The Defense Department will suffer serious setbacks on developing weapons and pay companies billions of dollars in relief funds as a result of COVID-19.
The Pentagon expects a three-month delay across the board for major acquisition programs, putting a kink in systems like the Ford Class Aircraft Carrier, the Columbia Class Ballistics Missile Submarine and the Next Generation Operational Control System.
“Particularly, we see a slowdown in the shipyards,” Ellen Lord, defense undersecretary for acquisition and sustainment, told reporters Monday at the Pentagon. “Aviation is the most highly impacted sector that we have. Right now there isn’t any specific COVID penalty that we see for a specific program; however, we do anticipate a three-month slowdown in terms of execution.”
Lord said DoD is now starting to look at key procurement milestones that may be impacted by the delays.
Meanwhile, DoD is just beginning to take into account the amount of money in relief funds it will have to pay out to companies unable to do government work because of the coronavirus.
Lord said the Pentagon did not have a solid number on what DoD will pay, but is using the term “billions and billions” of dollars.
The stimulus package allows companies to ask for government relief to pay employees in the circumstances where businesses could not perform tasks due to government restrictions or facility closures.
Lord said the Pentagon is in discussions with Congress on providing funds in the new stimulus package to pay for that relief.
Right now, 106 of the more than 10,509 prime companies are closed; 68 others closed previously, but have since reopened. For vendor-based companies, 427 of the 11,413 closed. A total of 147 closed and reopened.
As far as implementing new policies that will help businesses stay afloat, Lord said DoD expects to start paying high progress payments this week.
“This will provide $3 billion in increased cash flow to industry,” Lord said.
The Pentagon is relying on major prime companies to trickle those payments down to small businesses who do work for them.
As all of this is happening, the Pentagon and military services are trying to put as much on contract as possible and get companies working on medical supplies as well through the Defense Production Act.
DoD plans on spending $750 million from the stimulus package on DPA needs and $250 million on industrial base security.
DoD is working with Health and Human Services and FEMA to contract $500 million in medical supplies and equipment. That includes a plan to provide 60 decontamination systems to sterilized up to 80,000 N95 masks a day.

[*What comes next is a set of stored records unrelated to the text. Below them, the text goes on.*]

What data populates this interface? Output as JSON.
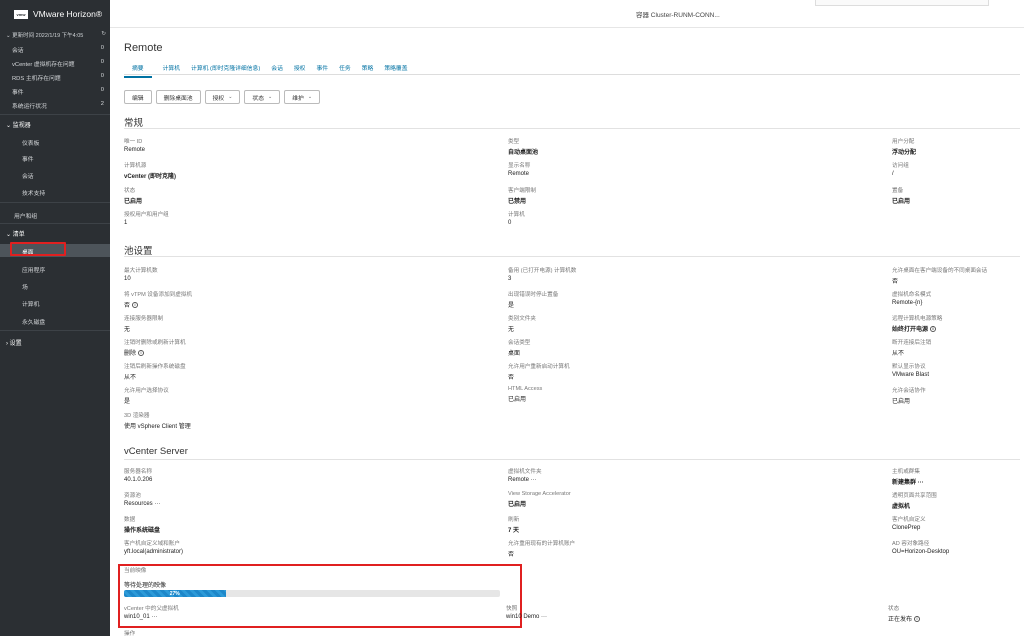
{
  "header": {
    "logo_text": "vmw",
    "app_name": "VMware Horizon®",
    "cluster_label": "容器 Cluster-RUNM-CONN..."
  },
  "sidebar": {
    "update_time": "更新时间 2022/1/19 下午4:05",
    "stats": [
      {
        "label": "会话",
        "count": "0"
      },
      {
        "label": "vCenter 虚拟机存在问题",
        "count": "0"
      },
      {
        "label": "RDS 主机存在问题",
        "count": "0"
      },
      {
        "label": "事件",
        "count": "0"
      },
      {
        "label": "系统运行状况",
        "count": "2"
      }
    ],
    "monitor": {
      "label": "监视器",
      "items": [
        "仪表板",
        "事件",
        "会话",
        "技术支持"
      ]
    },
    "users_groups": "用户和组",
    "inventory": {
      "label": "清单",
      "items": [
        "桌面",
        "应用程序",
        "场",
        "计算机",
        "永久磁盘"
      ]
    },
    "settings": "设置"
  },
  "main": {
    "title": "Remote",
    "tabs": [
      "摘要",
      "计算机",
      "计算机 (即时克隆详细信息)",
      "会话",
      "授权",
      "事件",
      "任务",
      "策略",
      "策略覆盖"
    ],
    "toolbar": {
      "edit": "编辑",
      "delete": "删除桌面池",
      "entitle": "授权",
      "status": "状态",
      "maintain": "维护"
    },
    "general": {
      "title": "常规",
      "unique_id_label": "唯一 ID",
      "unique_id": "Remote",
      "type_label": "类型",
      "type": "自动桌面池",
      "user_assign_label": "用户分配",
      "user_assign": "浮动分配",
      "source_label": "计算机源",
      "source": "vCenter (即时克隆)",
      "display_name_label": "显示名称",
      "display_name": "Remote",
      "access_group_label": "访问组",
      "access_group": "/",
      "state_label": "状态",
      "state": "已启用",
      "client_restrict_label": "客户端限制",
      "client_restrict": "已禁用",
      "favorite_label": "置备",
      "favorite": "已启用",
      "users_groups_label": "授权用户和用户组",
      "users_groups": "1",
      "computers_label": "计算机",
      "computers": "0"
    },
    "pool": {
      "title": "池设置",
      "max_label": "最大计算机数",
      "max": "10",
      "spare_label": "备用 (已打开电源) 计算机数",
      "spare": "3",
      "allow_session_label": "允许桌面在客户端设备的不同桌面会话",
      "allow_session": "否",
      "vtpm_label": "将 vTPM 设备添加到虚拟机",
      "vtpm": "否",
      "stop_on_error_label": "出现错误时停止置备",
      "stop_on_error": "是",
      "naming_label": "虚拟机命名模式",
      "naming": "Remote-{n}",
      "connection_label": "连接服务器限制",
      "connection": "无",
      "category_label": "类别文件夹",
      "category": "无",
      "remote_power_label": "远程计算机电源策略",
      "remote_power": "始终打开电源",
      "logoff_label": "注销时删除或刷新计算机",
      "logoff": "删除",
      "session_type_label": "会话类型",
      "session_type": "桌面",
      "disconnect_label": "断开连接后注销",
      "disconnect": "从不",
      "reconnect_label": "注销后刷新操作系统磁盘",
      "reconnect": "从不",
      "restart_label": "允许用户重新启动计算机",
      "restart": "否",
      "default_protocol_label": "默认显示协议",
      "default_protocol": "VMware Blast",
      "choose_protocol_label": "允许用户选择协议",
      "choose_protocol": "是",
      "html_label": "HTML Access",
      "html": "已启用",
      "session_collab_label": "允许会话协作",
      "session_collab": "已启用",
      "renderer_label": "3D 渲染器",
      "renderer": "使用 vSphere Client 管理"
    },
    "vcenter": {
      "title": "vCenter Server",
      "server_label": "服务器名称",
      "server": "40.1.0.206",
      "vm_folder_label": "虚拟机文件夹",
      "vm_folder": "Remote ···",
      "host_cluster_label": "主机或群集",
      "host_cluster": "新建集群 ···",
      "resource_pool_label": "资源池",
      "resource_pool": "Resources ···",
      "accelerator_label": "View Storage Accelerator",
      "accelerator": "已启用",
      "transparent_page_label": "透明页面共享范围",
      "transparent_page": "虚拟机",
      "datastore_label": "数据",
      "datastore": "操作系统磁盘",
      "refresh_label": "刷新",
      "refresh": "7 天",
      "customization_label": "客户机自定义",
      "customization": "ClonePrep",
      "domain_account_label": "客户机自定义域和账户",
      "domain_account": "yft.local(administrator)",
      "allow_reuse_label": "允许重用现有的计算机账户",
      "allow_reuse": "否",
      "ad_container_label": "AD 容对象路径",
      "ad_container": "OU=Horizon-Desktop"
    },
    "current_image": {
      "label": "当前映像",
      "pending_label": "等待处理的映像",
      "progress_percent": 27,
      "progress_text": "27%",
      "vm_label": "vCenter 中的父虚拟机",
      "vm": "win10_01 ···",
      "snapshot_label": "快照",
      "snapshot": "win10 Demo ···",
      "status_label": "状态",
      "status": "正在发布"
    },
    "operations_label": "操作"
  }
}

Lord said those systems are being ordered and some have been delivered.
The Defense Logistics Agency has provided 1.8 million N95 masks, 54.8 million exam gloves, 8,000 ventilators and 275,000 isolation and surgical gowns to the services and federal agencies. DoD also ordered 3 million face coverings for troops, of which 135,000 will be delivered by the end of April and 580,000 by the end of May.

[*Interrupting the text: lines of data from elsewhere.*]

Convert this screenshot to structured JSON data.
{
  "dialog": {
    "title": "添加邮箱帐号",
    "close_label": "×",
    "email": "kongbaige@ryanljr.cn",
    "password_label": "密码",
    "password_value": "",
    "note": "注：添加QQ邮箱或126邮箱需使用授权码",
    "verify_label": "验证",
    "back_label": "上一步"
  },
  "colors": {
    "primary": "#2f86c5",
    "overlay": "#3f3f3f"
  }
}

Lord said she is currently not following the pricing of those materials. However, some concerns about price gouging have arisen.

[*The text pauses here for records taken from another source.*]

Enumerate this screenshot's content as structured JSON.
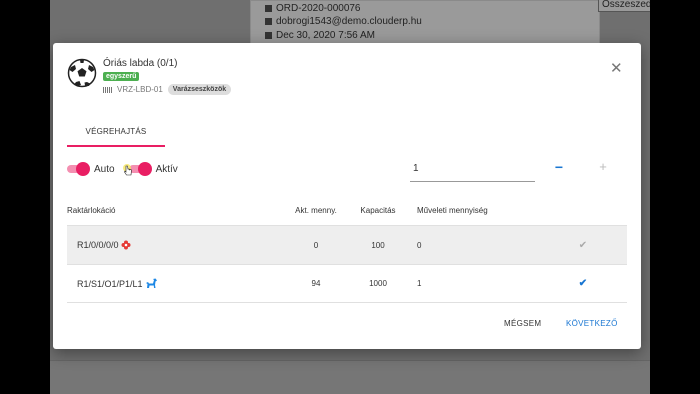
{
  "background": {
    "order_number": "ORD-2020-000076",
    "email": "dobrogi1543@demo.clouderp.hu",
    "date": "Dec 30, 2020 7:56 AM",
    "select_value": "Összeszed"
  },
  "modal": {
    "product_name": "Óriás labda (0/1)",
    "badge_unique": "egyszerű",
    "sku": "VRZ-LBD-01",
    "category_badge": "Varázseszközök",
    "tab_label": "VÉGREHAJTÁS",
    "toggle_auto_label": "Auto",
    "toggle_active_label": "Aktív",
    "quantity_value": "1",
    "minus_label": "−",
    "plus_label": "+",
    "close_label": "✕",
    "table": {
      "headers": [
        "Raktárlokáció",
        "Akt. menny.",
        "Kapacitás",
        "Műveleti mennyiség"
      ],
      "rows": [
        {
          "location": "R1/0/0/0/0",
          "current": "0",
          "capacity": "100",
          "operation": "0",
          "check": "✔"
        },
        {
          "location": "R1/S1/O1/P1/L1",
          "current": "94",
          "capacity": "1000",
          "operation": "1",
          "check": "✔"
        }
      ]
    },
    "cancel_label": "MÉGSEM",
    "next_label": "KÖVETKEZŐ"
  },
  "colors": {
    "accent_pink": "#e91e63",
    "primary_blue": "#1976d2",
    "badge_green": "#4caf50"
  },
  "icons": {
    "product": "soccer-ball-icon",
    "row1_location": "red-flower-icon",
    "row2_location": "blue-horse-icon",
    "barcode": "barcode-icon"
  }
}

For example, the House Oversight and Reform Committee is investigating Royal Phillips N.V. for selling ventilators for prices as high as $17,000, when just months ago they cost about $3,300.